4th December, 1988 was the day when my grandma “biji” passed away in her sleep. Eighteen years since, each moment of that day is crystal clear in memory as if it happened yesterday. I remember Anu (my brother) coming to the room that Radha (sister) and I shared. It was around 7 AM. He shook my leg vigorously to wake me up. He spoke so fast, I could hardly understand what he said. I heard him say the word “death” and immediately knew biji had died. I ran upstairs to the room which my grand-parents shared and saw bauji sitting on his chair with his forearms rested on the arm rests. He looked terribly shaken and sad. But there weren’t any tears. I went up to bauji and hugged him and started crying (I was 12 years old then.) That was the first time I had seen a dead body.

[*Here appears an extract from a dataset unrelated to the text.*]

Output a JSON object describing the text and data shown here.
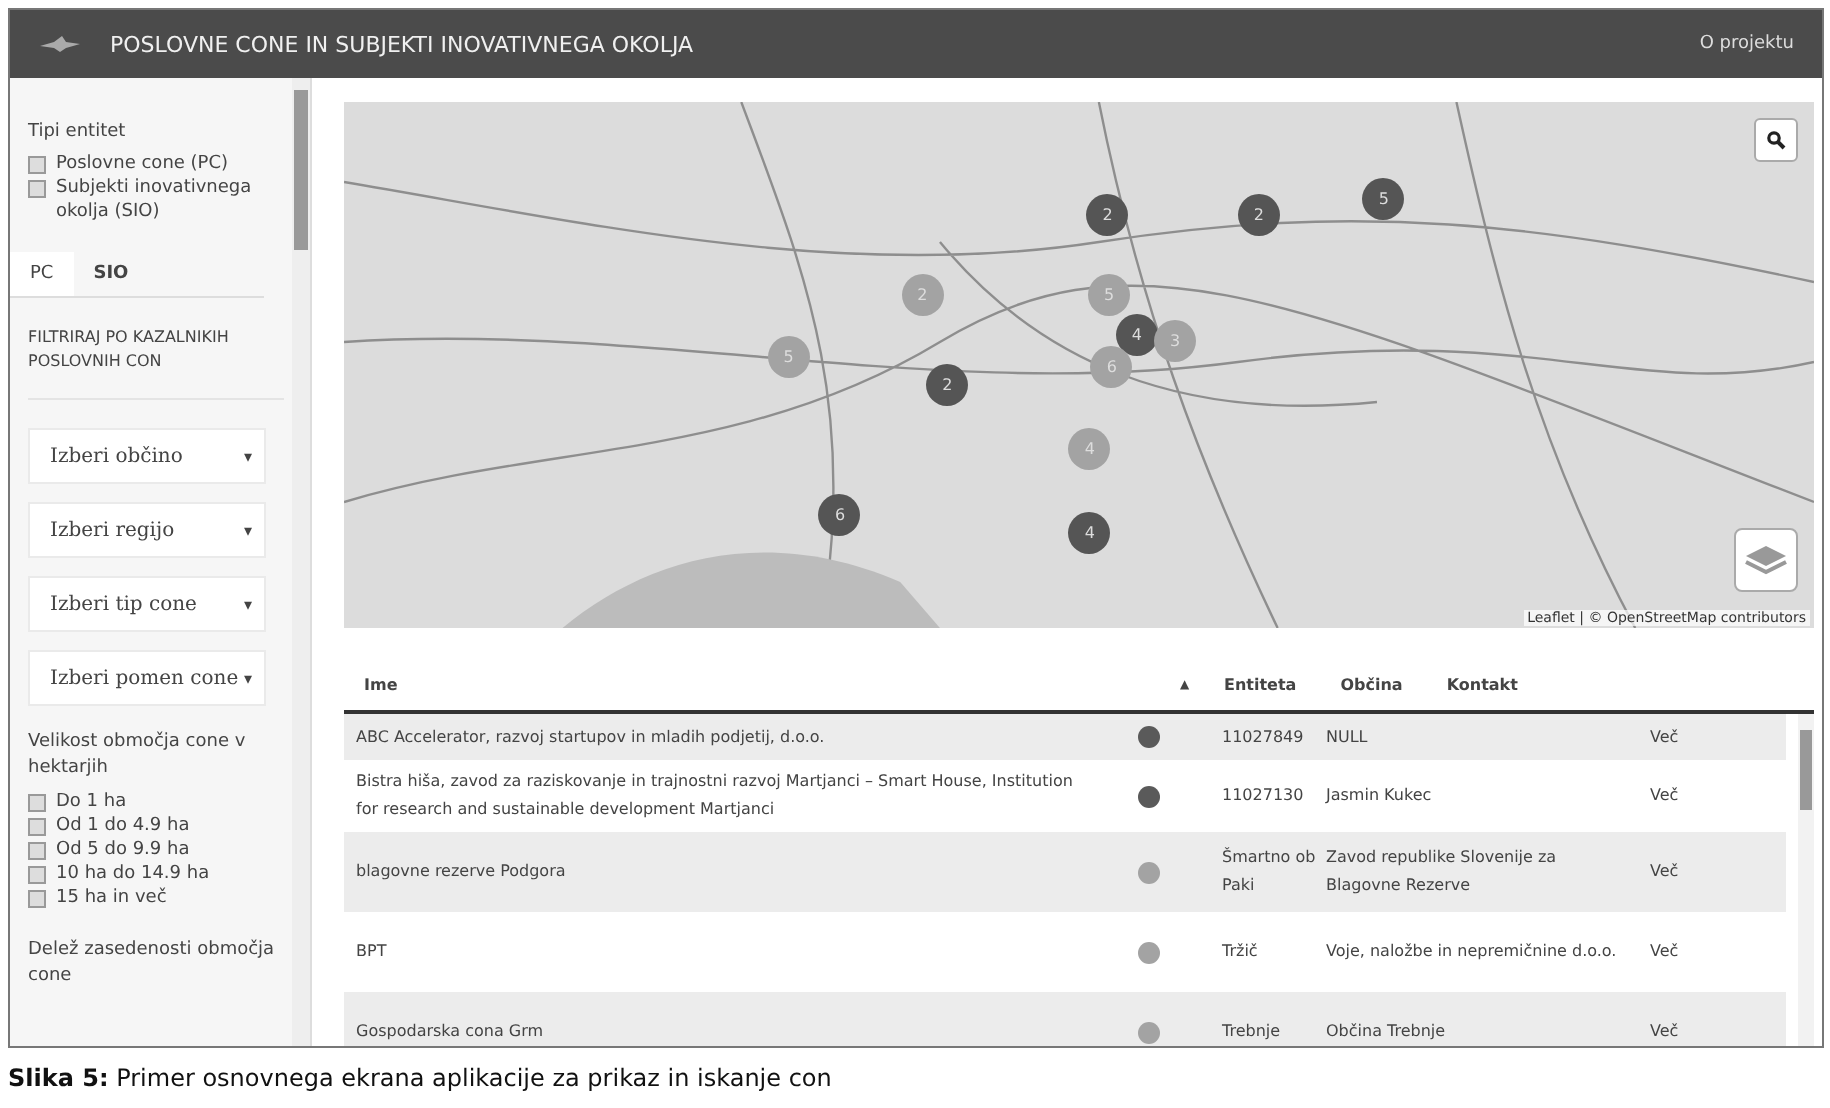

What saddened me even more was that this body belonged to my biji, and that I could no longer continue to believe that death happens to other people only. Since then, the loss of bauji in 1991, Usha aunty, my nani, babboo mama and earlier this year, my own mother, has confirmed what I have always refused to accept, death is real and inevitable, either we can be sad and wait for our turn, or we can; or we can do what mom did; not think about it and enjoy ourselves in every sense of the word.